REQUIRED ACTION — Copy whichever lines of the data hold the word "real".

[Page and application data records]
-*-*-

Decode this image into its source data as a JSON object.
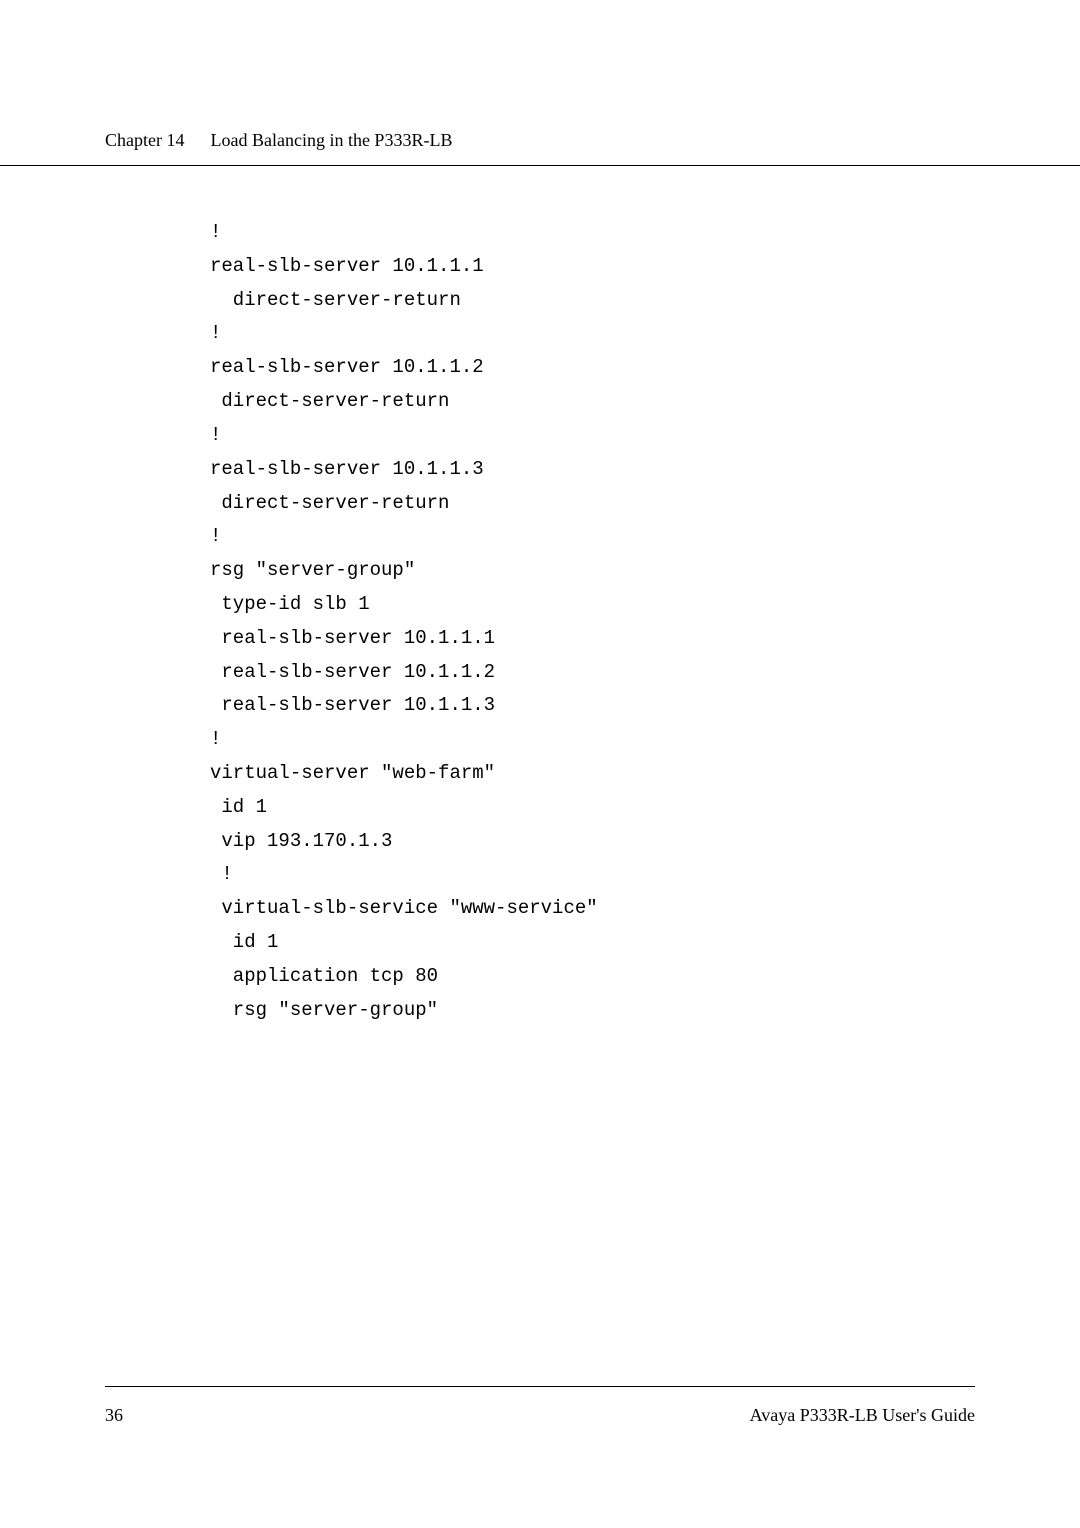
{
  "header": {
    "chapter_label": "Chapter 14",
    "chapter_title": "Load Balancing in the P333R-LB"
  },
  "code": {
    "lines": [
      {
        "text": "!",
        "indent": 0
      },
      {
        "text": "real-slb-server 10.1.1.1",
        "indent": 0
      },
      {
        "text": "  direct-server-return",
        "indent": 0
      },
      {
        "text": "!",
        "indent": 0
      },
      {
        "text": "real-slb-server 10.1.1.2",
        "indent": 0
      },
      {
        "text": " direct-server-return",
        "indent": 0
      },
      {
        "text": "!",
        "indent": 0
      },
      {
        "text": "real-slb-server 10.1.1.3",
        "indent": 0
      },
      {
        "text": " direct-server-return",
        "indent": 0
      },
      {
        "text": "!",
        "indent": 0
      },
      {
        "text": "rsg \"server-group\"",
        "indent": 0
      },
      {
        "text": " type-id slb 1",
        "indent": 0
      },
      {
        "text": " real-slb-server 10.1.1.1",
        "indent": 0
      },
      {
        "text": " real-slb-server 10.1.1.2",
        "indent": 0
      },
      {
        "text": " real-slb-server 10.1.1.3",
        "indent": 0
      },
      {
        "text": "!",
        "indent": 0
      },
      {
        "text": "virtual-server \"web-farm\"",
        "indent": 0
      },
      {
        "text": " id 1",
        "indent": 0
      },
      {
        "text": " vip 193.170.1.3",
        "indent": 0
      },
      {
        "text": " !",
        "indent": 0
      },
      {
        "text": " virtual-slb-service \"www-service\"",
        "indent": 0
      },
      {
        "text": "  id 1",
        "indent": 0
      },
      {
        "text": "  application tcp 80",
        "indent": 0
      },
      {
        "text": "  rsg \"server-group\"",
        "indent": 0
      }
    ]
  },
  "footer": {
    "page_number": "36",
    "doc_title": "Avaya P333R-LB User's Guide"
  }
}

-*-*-

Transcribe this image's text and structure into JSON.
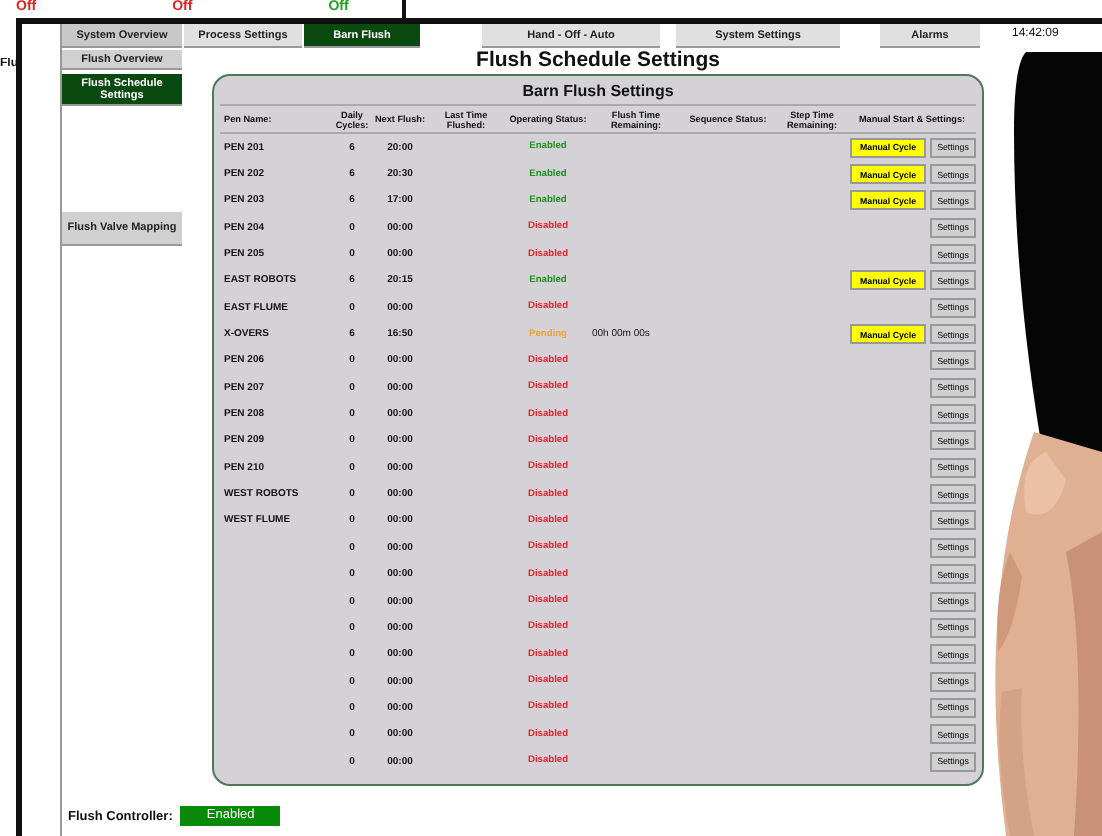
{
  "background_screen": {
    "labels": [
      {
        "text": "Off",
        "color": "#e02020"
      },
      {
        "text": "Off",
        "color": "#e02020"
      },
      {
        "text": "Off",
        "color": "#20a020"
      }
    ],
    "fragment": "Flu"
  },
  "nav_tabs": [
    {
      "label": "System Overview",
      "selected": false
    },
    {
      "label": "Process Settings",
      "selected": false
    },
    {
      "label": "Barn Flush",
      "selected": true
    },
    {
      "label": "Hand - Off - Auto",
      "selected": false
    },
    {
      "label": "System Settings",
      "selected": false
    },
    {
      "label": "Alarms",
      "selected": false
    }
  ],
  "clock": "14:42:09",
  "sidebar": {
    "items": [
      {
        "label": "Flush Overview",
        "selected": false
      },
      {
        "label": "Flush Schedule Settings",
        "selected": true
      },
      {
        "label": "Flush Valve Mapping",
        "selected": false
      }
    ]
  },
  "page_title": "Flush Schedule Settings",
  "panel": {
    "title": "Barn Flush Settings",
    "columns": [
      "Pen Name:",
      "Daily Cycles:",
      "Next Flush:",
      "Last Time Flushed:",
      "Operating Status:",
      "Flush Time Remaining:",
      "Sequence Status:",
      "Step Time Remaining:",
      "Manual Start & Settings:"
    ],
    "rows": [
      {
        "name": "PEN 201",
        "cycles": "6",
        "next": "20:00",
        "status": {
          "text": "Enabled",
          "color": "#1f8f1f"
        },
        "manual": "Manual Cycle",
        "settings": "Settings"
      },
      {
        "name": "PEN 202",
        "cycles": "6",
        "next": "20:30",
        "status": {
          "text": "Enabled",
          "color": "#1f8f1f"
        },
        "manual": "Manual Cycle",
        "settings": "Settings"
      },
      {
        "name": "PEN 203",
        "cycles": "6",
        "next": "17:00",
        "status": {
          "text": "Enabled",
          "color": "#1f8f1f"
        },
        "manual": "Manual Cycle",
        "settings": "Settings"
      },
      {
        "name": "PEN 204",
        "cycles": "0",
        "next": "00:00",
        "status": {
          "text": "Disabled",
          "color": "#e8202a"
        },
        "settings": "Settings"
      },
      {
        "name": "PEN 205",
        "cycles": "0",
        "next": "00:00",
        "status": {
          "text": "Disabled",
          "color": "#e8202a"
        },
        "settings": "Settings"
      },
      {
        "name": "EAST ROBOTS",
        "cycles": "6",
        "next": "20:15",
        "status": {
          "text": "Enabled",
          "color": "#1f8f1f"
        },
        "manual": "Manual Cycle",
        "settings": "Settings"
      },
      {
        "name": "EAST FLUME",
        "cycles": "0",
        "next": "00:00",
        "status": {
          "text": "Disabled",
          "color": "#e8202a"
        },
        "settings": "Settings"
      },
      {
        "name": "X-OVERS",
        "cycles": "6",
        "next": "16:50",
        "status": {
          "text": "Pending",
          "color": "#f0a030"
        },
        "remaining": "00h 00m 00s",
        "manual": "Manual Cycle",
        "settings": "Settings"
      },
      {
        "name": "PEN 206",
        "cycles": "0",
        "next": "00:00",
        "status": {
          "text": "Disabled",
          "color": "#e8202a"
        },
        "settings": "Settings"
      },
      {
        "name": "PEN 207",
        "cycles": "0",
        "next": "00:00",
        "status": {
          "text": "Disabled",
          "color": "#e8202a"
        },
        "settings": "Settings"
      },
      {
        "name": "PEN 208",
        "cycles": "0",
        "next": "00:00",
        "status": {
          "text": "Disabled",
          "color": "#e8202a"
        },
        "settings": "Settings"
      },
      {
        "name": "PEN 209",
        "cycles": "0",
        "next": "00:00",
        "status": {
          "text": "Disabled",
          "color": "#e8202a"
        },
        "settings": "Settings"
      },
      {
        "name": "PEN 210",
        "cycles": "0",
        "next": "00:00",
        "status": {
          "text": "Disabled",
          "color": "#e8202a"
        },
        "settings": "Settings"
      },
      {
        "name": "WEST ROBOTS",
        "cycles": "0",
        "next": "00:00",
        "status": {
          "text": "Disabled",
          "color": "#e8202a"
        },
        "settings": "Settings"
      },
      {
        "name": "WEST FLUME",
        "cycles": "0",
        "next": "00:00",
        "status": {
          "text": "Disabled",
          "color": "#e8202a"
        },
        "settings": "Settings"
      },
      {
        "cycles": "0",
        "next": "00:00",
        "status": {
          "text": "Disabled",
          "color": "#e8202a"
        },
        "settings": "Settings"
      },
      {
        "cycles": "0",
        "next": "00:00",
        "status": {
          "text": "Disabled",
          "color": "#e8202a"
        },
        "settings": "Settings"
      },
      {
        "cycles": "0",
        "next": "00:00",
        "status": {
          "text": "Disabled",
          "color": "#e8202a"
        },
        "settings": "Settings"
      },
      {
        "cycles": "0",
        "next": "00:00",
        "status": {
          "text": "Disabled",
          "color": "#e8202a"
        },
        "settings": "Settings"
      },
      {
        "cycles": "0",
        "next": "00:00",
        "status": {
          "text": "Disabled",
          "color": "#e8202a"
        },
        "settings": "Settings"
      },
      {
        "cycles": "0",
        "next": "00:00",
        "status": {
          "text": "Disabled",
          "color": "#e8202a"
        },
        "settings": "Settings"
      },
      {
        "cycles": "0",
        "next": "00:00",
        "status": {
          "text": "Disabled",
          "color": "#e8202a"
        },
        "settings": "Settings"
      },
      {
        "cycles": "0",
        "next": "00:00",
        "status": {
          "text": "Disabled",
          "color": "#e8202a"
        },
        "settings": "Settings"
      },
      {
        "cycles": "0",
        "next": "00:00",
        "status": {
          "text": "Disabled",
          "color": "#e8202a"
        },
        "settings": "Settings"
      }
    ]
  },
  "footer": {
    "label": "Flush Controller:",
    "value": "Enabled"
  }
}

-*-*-

ANSWER TO THIS EXERCISE —
        "text": "real-slb-server 10.1.1.1",
        "text": "real-slb-server 10.1.1.2",
        "text": "real-slb-server 10.1.1.3",
        "text": " real-slb-server 10.1.1.1",
        "text": " real-slb-server 10.1.1.2",
        "text": " real-slb-server 10.1.1.3",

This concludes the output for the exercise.